Posted by Peggy Kaufman
When Julie’s husband, Juan, asked her what she wanted for Valentine’s Day she responded that she’d love a cup of tea. He looked at her confused, imagining that she might like a dinner date with him or a movie night. He asked her to clarify.
After the birth of their son eight months ago, Julie and Juan’s life together has become a “chore” household. Their conversations entail, by necessity, who will buy groceries after work, who walks the dog, whose turn it is to give the baby his bath, and on and on. By the time the dishes are cleaned up and food is packed for Julie’s lunch and the baby’s daycare, Julie feels done in. She has been longing for ten minutes to sit with Juan after the baby’s bedtime to sip tea, share thoughts, catch up on family news, or sit in silence together. Her Valentine’s Day wish is to make this time once a week. In addition, Julie would like to make their tea time a “screen off” time with less possibility of interruption.

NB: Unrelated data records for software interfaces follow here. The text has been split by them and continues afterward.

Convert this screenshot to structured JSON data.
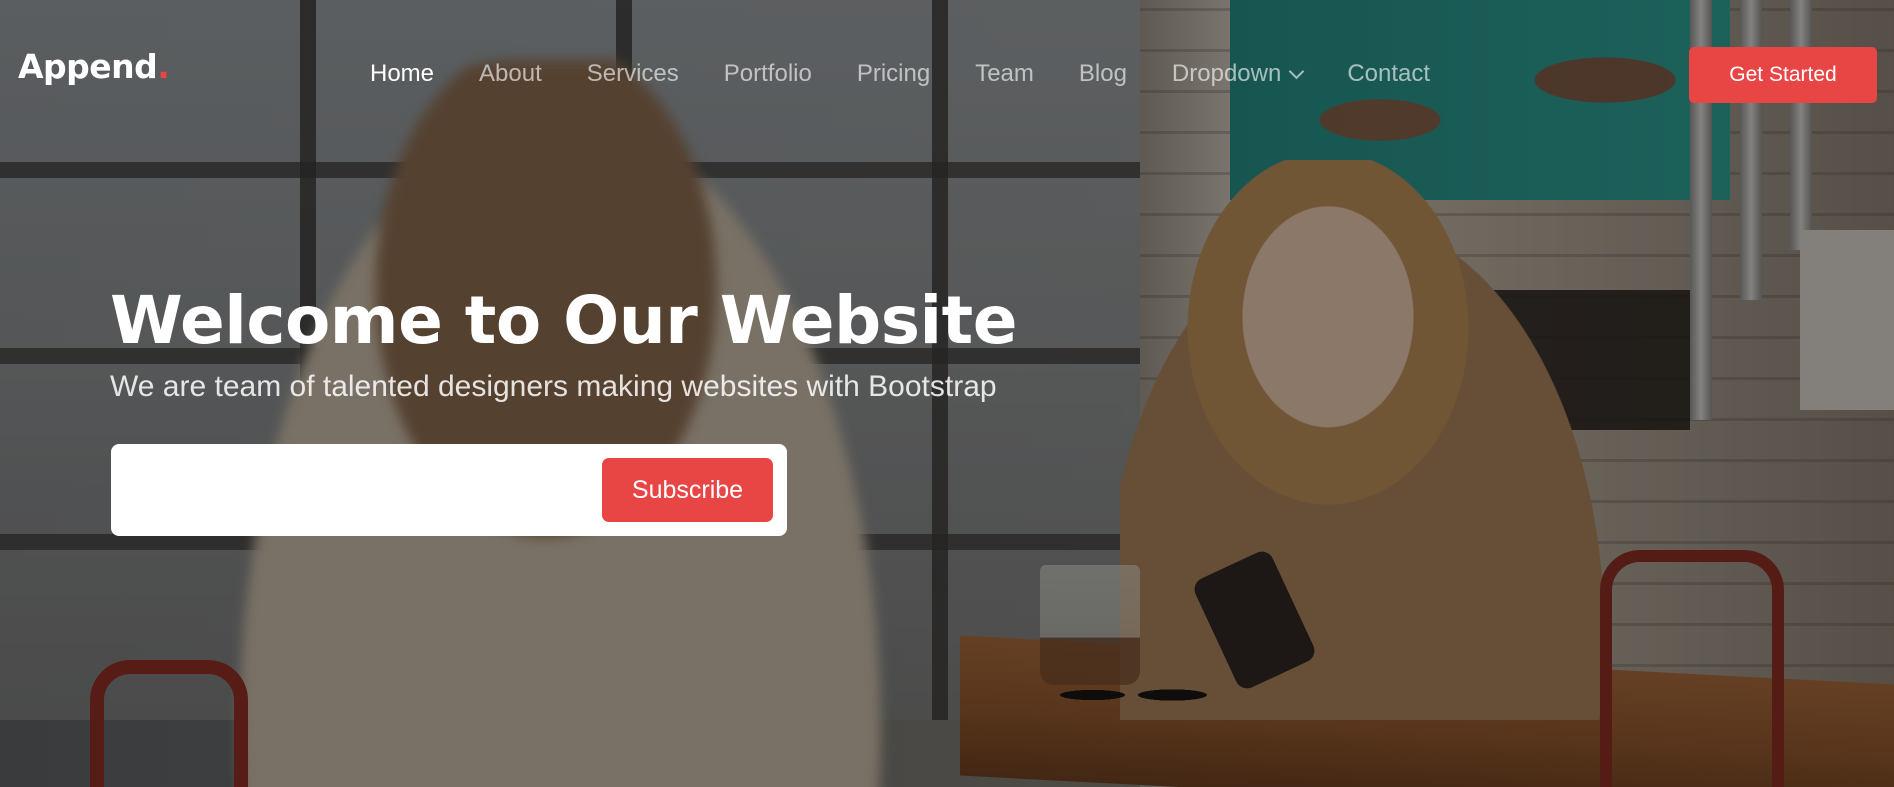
{
  "header": {
    "logo_text": "Append",
    "logo_dot": ".",
    "nav": [
      {
        "label": "Home",
        "active": true
      },
      {
        "label": "About",
        "active": false
      },
      {
        "label": "Services",
        "active": false
      },
      {
        "label": "Portfolio",
        "active": false
      },
      {
        "label": "Pricing",
        "active": false
      },
      {
        "label": "Team",
        "active": false
      },
      {
        "label": "Blog",
        "active": false
      },
      {
        "label": "Dropdown",
        "active": false,
        "icon": "chevron-down-icon"
      },
      {
        "label": "Contact",
        "active": false
      }
    ],
    "cta_label": "Get Started"
  },
  "hero": {
    "title": "Welcome to Our Website",
    "subtitle": "We are team of talented designers making websites with Bootstrap",
    "email_value": "",
    "subscribe_label": "Subscribe"
  },
  "colors": {
    "accent": "#e84545",
    "text_light": "#ffffff",
    "overlay": "#0c0a08"
  }
}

While joined by the love for their baby, he has taken all their emotional space. Julie is missing Juan and the experiences they shared before becoming parents. A cup of tea doesn’t feel like much, yet it also feels enormous. She is aware that they have lost the ease of communication that she used to experience. Julie also knows that they can retrieve it but it comes with attention and practice. Now that baby Oliver is sleeping longer stretches, Julie feels a need to nurture their couple. As her mind wanders back to candlelit dinners where they had the time to explore, wonder, and create together, she finds herself longing for the company of her husband, not just Oliver’s dad and the crib assembler.

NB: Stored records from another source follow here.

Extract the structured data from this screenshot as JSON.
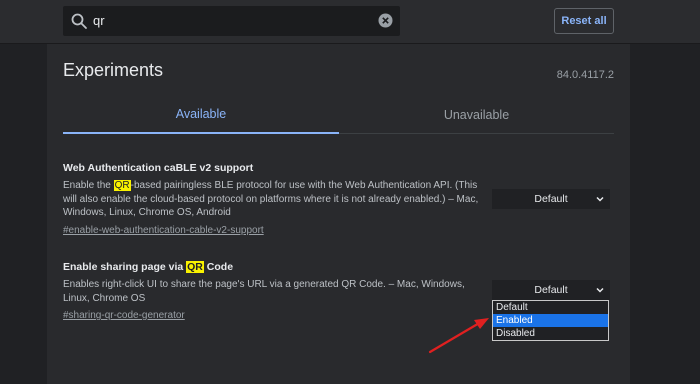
{
  "search": {
    "value": "qr",
    "reset_label": "Reset all"
  },
  "header": {
    "title": "Experiments",
    "version": "84.0.4117.2"
  },
  "tabs": [
    {
      "label": "Available",
      "active": true
    },
    {
      "label": "Unavailable",
      "active": false
    }
  ],
  "experiments": [
    {
      "title": "Web Authentication caBLE v2 support",
      "desc_before": "Enable the ",
      "highlight": "QR",
      "desc_after": "-based pairingless BLE protocol for use with the Web Authentication API. (This will also enable the cloud-based protocol on platforms where it is not already enabled.) – Mac, Windows, Linux, Chrome OS, Android",
      "link": "#enable-web-authentication-cable-v2-support",
      "select_value": "Default"
    },
    {
      "title_before": "Enable sharing page via ",
      "title_highlight": "QR",
      "title_after": " Code",
      "desc": "Enables right-click UI to share the page's URL via a generated QR Code. – Mac, Windows, Linux, Chrome OS",
      "link": "#sharing-qr-code-generator",
      "select_value": "Default"
    }
  ],
  "dropdown_options": [
    "Default",
    "Enabled",
    "Disabled"
  ],
  "dropdown_selected": "Enabled",
  "colors": {
    "accent": "#8ab4f8",
    "highlight": "#f9f200",
    "selection": "#1a73e8",
    "annotation_arrow": "#e02020"
  }
}
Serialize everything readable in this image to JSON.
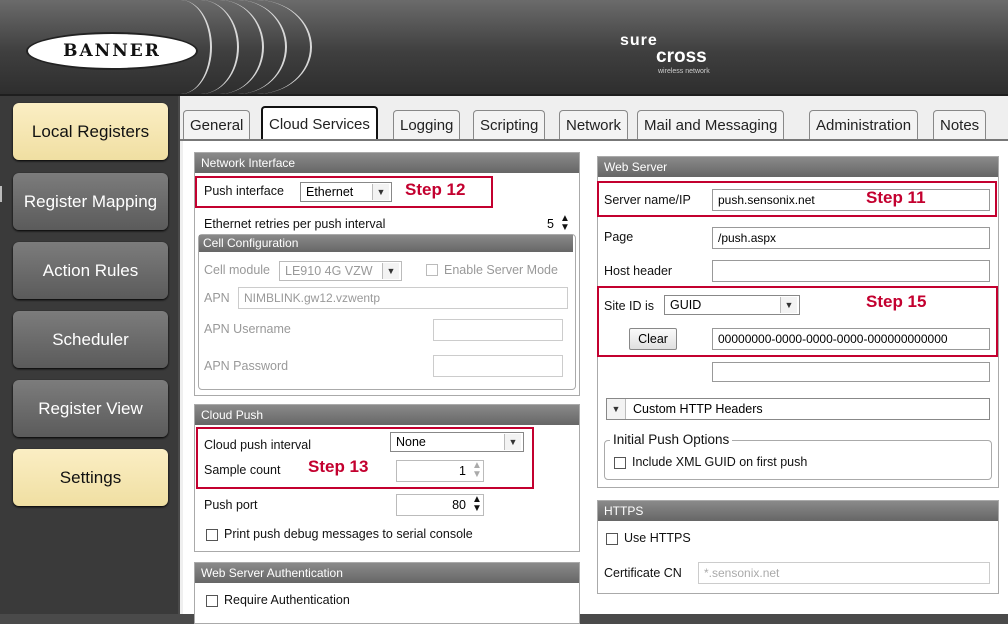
{
  "header": {
    "banner_logo": "BANNER",
    "surecross": {
      "w1": "sure",
      "w2": "cross",
      "tag": "wireless network"
    }
  },
  "sidebar": {
    "items": [
      {
        "label": "Local Registers",
        "active": true
      },
      {
        "label": "Register Mapping",
        "active": false
      },
      {
        "label": "Action Rules",
        "active": false
      },
      {
        "label": "Scheduler",
        "active": false
      },
      {
        "label": "Register View",
        "active": false
      },
      {
        "label": "Settings",
        "active": true
      }
    ]
  },
  "tabs": [
    "General",
    "Cloud Services",
    "Logging",
    "Scripting",
    "Network",
    "Mail and Messaging",
    "Administration",
    "Notes"
  ],
  "network_interface": {
    "title": "Network Interface",
    "push_interface_label": "Push interface",
    "push_interface_value": "Ethernet",
    "ethernet_retries_label": "Ethernet retries per push interval",
    "ethernet_retries_value": "5",
    "cell_config_title": "Cell Configuration",
    "cell_module_label": "Cell module",
    "cell_module_value": "LE910 4G VZW",
    "enable_server_mode_label": "Enable Server Mode",
    "apn_label": "APN",
    "apn_value": "NIMBLINK.gw12.vzwentp",
    "apn_username_label": "APN Username",
    "apn_password_label": "APN Password"
  },
  "cloud_push": {
    "title": "Cloud Push",
    "interval_label": "Cloud push interval",
    "interval_value": "None",
    "sample_count_label": "Sample count",
    "sample_count_value": "1",
    "push_port_label": "Push port",
    "push_port_value": "80",
    "debug_label": "Print push debug messages to serial console"
  },
  "web_server_auth": {
    "title": "Web Server Authentication",
    "require_auth_label": "Require Authentication"
  },
  "web_server": {
    "title": "Web Server",
    "server_name_label": "Server name/IP",
    "server_name_value": "push.sensonix.net",
    "page_label": "Page",
    "page_value": "/push.aspx",
    "host_header_label": "Host header",
    "site_id_label": "Site ID is",
    "site_id_value": "GUID",
    "clear_label": "Clear",
    "guid_value": "00000000-0000-0000-0000-000000000000",
    "custom_headers_label": "Custom HTTP Headers",
    "initial_push_title": "Initial Push Options",
    "include_guid_label": "Include XML GUID on first push"
  },
  "https": {
    "title": "HTTPS",
    "use_https_label": "Use HTTPS",
    "cert_cn_label": "Certificate CN",
    "cert_cn_placeholder": "*.sensonix.net"
  },
  "steps": {
    "s11": "Step 11",
    "s12": "Step 12",
    "s13": "Step 13",
    "s15": "Step 15"
  },
  "colors": {
    "annotation_red": "#c3002f",
    "active_nav": "#f6e6b4"
  }
}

Julie’s message to us for Valentine’s Day is that a weekly cup of tea to talk, share, and be together can beat a box of chocolate or even the reddest rose.

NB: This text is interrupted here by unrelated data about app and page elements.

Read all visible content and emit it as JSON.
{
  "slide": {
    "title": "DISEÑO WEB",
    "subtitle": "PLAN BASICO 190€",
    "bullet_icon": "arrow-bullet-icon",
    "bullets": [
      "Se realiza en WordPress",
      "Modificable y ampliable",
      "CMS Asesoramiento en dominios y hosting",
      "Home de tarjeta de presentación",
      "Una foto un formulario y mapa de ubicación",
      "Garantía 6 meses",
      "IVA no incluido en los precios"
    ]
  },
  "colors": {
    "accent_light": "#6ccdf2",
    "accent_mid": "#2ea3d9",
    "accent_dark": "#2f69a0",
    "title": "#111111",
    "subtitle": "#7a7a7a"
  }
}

Peggy H. Kaufman, MEd, LICSW is the founding director of the JF&CS Center for Early Relationship Support. With a background in perinatal emotional health and the growth and development of parents, her interests include the earliest relationships. Ms. Kaufman is the recipient of multiple awards for her groundbreaking programs and her commitment to increase awareness of postpartum depression and maternal and infant mental health.